If, during the audit, the auditor acquires information that would have caused it to
determine a different materiality level, it will revise the materiality level accordingly.
Materiality in audits
Materiality = quantity and quality
Both the amount (quantity) and nature (quality) of misstatements are
relevant to deciding what is material.
Quantitative
The materiality level is often determined by applying a percentage to a chosen
benchmark. There is no defnitive fgure for this percentage, such as more
than 10 per cent is material, because of the number of variables which could
apply. Examples of benchmarks are categories of reported income such as
proft before tax, total revenue, gross proft, total expenses, total equity
and/or net asset value.
• Proft before tax from continuing operations is often used for proft-
oriented entities.
• When proft before tax from continuing operations is volatile,
other benchmarks may be more appropriate, such as gross proft
or total revenues.
Using a percentage as a numerical threshold may provide the basis for
a preliminary assumption that a deviation of less than that percentage
is unlikely to be material. However, quantifying the size of a misstatement
in percentage terms is only the start, and cannot be used as a substitute
for a full analysis of all relevant considerations.
3 1 2 4
C
o
n
t
a
c
t
s
C
o
n
t
e
n
t
s
C
o
n
t
a
c
t
s
Materiality in audits
153
The fnal call
There are no rules that can be applied consistently to determine materiality.
Materiality is a relative term. What may be material in one circumstance may not
be material in another.
The concept of materiality recognises that some matters, either individually or
in aggregate, are important if the fnancial statements are to be presented fairly, in
all material respects, in accordance with generally accepted accounting principles.
The auditor must therefore consider not only each misstatement separately,
but also the aggregate effect of all misstatements.
In the end, the assessment of what is material is a matter for the professional
judgement and experience of the auditor.
Materiality in audits
Qualitative
Materiality also relates to the nature of the item in the context of the
particular circumstances of its misstatement.
Therefore magnitude alone, without regard to the nature of the item and
the circumstances in which the decision has to be made, will not generally
be suffcient basis for a materiality judgement.
The auditor also needs to consider the possibility of misstatements of
relatively small amounts that, cumulatively, could have a material effect.
For example, an error in a month-end procedure could be an indication
of a potential material misstatement if that error is repeated each month.
Similarly, if there is a defciency in an internal control process, for example,
the auditor needs to consider whether that defciency might, by itself or in
combination with other defciencies, result in a material misstatement not
being prevented or detected.
Examples of qualitative misstatements
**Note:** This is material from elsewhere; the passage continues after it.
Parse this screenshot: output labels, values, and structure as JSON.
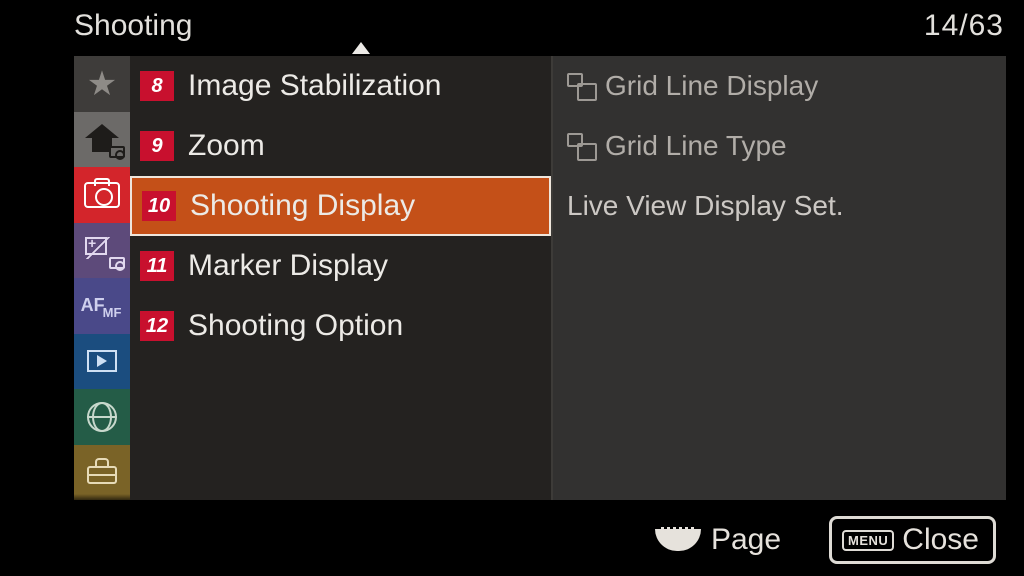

• The inadequate or improper description of an accounting policy.
• Failure to disclose a breach of regulatory requirements when the imposition
of regulatory restrictions will signifcantly impair operating capability.
3 1 2 4
C
o
n
t
a
c
t
s